Russell Pinkston, e++ for flute, clarinet and computer: score and recording
Russell Pinkston, e++ for flute, clarinet and computer: software
Paul Wilson, Beneath the Surface for flute, clarinet and computer: score
Paul Wilson, Beneath the Surface for flute, clarinet and computer: software


Click here to get code and instructions for the state-machine project, to be due Monday 3-24-2014.


Week 10

Click here to get code from Richard Dudas and Cort Lippe's phase vocoder tutorials, slightly adapted in our class.
Dudas and Lippe, The Phase Vocoder - Part I
Dudas and Lippe, The Phase Vocoder - Part II
Click here to get Pure Data phase vocoder patches: two examples adapted from Miller Puckette's help file ... Roman Haefeli's fft-pitchshifter (the same trick will work in Max using tapin~/tapout~ instead of delwrite~/vd~) and a phase vocoder abstraction I made.

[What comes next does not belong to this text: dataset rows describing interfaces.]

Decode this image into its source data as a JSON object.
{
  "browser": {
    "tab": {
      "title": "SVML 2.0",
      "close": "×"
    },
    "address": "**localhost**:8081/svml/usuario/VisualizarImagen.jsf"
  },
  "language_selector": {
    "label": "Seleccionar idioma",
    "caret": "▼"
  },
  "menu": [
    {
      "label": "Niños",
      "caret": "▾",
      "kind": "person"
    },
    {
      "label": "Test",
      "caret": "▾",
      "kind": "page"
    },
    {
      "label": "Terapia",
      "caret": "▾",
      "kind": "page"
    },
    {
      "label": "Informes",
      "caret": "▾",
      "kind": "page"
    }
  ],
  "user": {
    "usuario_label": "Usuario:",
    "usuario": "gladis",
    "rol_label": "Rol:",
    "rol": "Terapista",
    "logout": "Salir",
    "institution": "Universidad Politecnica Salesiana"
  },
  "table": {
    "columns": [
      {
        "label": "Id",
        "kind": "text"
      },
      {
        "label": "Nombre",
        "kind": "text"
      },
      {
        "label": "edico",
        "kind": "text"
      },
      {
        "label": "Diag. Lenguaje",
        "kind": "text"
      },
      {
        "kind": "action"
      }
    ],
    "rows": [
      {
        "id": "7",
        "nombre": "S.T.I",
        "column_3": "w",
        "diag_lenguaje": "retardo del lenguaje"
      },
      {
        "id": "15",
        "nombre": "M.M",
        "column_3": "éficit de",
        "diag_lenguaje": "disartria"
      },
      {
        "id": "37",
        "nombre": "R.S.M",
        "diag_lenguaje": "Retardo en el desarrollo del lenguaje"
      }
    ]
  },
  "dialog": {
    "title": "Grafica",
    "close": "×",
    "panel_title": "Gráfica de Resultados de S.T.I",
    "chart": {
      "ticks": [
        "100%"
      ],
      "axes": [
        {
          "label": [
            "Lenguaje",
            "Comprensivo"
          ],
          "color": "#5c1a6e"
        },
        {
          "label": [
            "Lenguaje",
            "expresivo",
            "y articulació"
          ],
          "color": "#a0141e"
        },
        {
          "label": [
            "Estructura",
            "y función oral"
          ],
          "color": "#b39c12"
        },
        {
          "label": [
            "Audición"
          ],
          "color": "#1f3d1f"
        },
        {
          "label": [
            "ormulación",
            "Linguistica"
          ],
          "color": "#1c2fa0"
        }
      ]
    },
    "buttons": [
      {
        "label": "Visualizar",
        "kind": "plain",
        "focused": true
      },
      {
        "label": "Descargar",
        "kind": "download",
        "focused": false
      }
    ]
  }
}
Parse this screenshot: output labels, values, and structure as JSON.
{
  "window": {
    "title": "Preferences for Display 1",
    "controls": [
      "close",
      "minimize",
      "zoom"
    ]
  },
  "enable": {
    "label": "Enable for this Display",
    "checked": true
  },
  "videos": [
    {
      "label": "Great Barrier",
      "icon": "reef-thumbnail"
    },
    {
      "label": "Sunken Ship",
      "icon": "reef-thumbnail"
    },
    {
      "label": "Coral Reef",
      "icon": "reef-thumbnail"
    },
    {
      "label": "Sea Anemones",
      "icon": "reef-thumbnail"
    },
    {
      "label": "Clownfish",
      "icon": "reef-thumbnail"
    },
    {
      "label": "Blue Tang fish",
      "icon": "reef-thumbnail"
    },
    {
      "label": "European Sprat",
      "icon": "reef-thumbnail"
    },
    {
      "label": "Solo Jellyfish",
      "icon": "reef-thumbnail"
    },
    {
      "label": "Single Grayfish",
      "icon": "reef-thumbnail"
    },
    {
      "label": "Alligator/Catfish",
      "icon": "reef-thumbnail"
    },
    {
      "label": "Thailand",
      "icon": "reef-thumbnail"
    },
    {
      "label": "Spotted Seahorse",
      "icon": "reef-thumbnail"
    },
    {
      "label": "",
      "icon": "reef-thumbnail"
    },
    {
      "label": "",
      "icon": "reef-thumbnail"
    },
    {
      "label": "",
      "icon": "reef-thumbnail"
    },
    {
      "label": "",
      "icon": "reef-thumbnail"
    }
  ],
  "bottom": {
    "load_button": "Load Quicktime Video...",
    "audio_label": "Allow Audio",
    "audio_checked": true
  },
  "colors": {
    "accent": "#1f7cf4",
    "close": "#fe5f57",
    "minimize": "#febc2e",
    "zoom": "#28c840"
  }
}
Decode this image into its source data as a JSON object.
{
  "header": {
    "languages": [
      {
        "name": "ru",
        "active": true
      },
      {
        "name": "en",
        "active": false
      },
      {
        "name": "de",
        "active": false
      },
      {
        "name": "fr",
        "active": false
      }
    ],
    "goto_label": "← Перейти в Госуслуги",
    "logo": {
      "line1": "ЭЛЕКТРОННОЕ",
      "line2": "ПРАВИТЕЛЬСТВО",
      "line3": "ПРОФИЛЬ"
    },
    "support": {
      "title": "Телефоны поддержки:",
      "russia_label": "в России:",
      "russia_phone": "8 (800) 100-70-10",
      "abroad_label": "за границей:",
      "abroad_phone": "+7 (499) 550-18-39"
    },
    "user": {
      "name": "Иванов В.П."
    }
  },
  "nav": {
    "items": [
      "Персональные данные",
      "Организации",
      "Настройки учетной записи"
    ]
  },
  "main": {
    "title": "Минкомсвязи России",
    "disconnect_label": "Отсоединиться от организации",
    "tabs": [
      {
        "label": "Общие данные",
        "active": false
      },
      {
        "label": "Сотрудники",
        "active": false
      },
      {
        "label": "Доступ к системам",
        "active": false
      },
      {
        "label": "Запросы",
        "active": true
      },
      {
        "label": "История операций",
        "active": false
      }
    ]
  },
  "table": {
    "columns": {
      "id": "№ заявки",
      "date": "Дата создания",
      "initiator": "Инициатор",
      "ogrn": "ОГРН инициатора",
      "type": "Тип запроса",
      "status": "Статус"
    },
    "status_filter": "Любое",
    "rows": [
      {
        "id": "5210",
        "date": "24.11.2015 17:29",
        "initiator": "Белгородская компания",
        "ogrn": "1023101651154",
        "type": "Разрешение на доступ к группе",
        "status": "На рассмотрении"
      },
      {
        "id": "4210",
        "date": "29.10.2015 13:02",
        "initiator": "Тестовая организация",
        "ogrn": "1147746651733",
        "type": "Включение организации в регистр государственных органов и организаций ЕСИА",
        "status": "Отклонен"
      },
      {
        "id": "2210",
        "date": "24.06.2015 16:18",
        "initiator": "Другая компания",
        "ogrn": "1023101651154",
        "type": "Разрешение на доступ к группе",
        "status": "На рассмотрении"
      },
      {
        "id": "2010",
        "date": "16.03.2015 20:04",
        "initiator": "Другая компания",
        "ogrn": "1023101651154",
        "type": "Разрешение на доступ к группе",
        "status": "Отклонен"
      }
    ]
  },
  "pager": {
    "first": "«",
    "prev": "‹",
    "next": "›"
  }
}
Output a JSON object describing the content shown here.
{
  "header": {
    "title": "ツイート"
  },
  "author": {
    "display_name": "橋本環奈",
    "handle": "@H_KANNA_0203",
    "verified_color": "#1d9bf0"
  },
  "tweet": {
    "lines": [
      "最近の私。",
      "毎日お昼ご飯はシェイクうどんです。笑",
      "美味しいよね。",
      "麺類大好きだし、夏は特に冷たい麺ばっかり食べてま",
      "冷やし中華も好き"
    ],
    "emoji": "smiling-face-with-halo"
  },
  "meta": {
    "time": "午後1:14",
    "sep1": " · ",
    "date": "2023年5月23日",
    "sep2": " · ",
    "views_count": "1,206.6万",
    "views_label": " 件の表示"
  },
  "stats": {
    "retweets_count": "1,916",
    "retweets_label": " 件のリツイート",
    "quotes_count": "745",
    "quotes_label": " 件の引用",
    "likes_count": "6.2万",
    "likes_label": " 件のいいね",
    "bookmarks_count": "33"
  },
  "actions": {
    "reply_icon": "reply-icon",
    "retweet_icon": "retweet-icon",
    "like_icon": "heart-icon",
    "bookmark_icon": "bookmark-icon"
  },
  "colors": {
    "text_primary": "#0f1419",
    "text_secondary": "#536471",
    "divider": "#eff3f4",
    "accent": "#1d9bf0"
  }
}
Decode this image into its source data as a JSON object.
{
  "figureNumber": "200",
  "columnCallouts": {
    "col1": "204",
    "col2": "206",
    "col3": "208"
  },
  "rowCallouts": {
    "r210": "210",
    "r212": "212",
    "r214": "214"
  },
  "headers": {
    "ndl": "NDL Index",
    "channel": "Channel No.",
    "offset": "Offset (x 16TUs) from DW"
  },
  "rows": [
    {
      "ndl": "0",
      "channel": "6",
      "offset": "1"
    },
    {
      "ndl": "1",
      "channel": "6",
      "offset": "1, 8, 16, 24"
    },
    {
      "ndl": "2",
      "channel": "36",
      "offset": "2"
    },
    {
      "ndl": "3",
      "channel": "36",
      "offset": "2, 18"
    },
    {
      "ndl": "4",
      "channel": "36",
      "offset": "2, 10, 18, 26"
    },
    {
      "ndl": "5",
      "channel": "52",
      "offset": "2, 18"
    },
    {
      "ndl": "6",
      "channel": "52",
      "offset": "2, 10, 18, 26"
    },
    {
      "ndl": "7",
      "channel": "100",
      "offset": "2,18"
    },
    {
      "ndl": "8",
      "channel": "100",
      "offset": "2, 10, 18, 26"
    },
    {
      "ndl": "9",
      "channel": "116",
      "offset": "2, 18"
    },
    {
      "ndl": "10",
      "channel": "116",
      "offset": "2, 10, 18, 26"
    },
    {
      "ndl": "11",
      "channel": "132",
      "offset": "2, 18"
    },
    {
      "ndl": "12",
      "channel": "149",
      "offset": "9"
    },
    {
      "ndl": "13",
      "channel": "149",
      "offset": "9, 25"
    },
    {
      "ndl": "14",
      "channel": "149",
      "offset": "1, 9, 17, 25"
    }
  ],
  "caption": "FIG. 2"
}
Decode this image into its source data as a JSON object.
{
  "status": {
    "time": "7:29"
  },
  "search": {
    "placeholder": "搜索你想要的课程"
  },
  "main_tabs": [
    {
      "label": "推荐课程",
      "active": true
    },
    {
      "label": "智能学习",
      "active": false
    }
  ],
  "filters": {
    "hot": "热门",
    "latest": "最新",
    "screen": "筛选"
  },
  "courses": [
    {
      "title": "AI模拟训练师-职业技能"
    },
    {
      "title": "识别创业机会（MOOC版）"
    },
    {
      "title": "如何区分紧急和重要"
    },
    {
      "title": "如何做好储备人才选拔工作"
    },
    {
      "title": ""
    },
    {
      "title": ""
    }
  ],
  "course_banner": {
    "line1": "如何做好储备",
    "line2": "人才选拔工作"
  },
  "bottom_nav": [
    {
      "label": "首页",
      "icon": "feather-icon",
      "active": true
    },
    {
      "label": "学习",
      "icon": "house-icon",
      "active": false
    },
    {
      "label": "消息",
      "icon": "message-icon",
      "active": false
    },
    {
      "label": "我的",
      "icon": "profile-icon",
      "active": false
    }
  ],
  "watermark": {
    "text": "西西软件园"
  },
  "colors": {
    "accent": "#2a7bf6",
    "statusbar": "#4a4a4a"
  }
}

Click here to download a modularized version of Seth Shafer's control crossfader paradigm, including an event-rate oscillator and a version of the scaling router that includes a "glide time" feature.

Click here to download the spatializer from the 3/28/2014 class, plus other fun toys.


Week 11

Click here to get code from 3/31/2014 class, tidied up a bit; selects and plays (at a delay) the best match of previous bonk "hits" based on level and spectra (scalable). Turns out these are not very good matching criteria; if we do this with all the raw data, we *might* emulate the performance of Miller's matching algorithm ... or not ...

Click here to get code from 4/2/2014 class, tidied up a bit; examples of techniques for audio tracking, data storage and retrieval.


Week 12

Work for analysis

Russell Pinkston, Lizamander for flute and computer: score and recording
Russell Pinkston, Lizamander for flute and computer: software


Click here to get code from 4/7/2014 class, tidied up a bit; the same granulator as the state-machine patch used, but with added features of a resonant low-pass filter and a selector for the buffer to use ... and no more "auto-correction" of read position ...

Click here to get an even cooler granulater provided by Joseph Lyszczarz, using the "node" UI object to control probability of playing from any of 4 different samples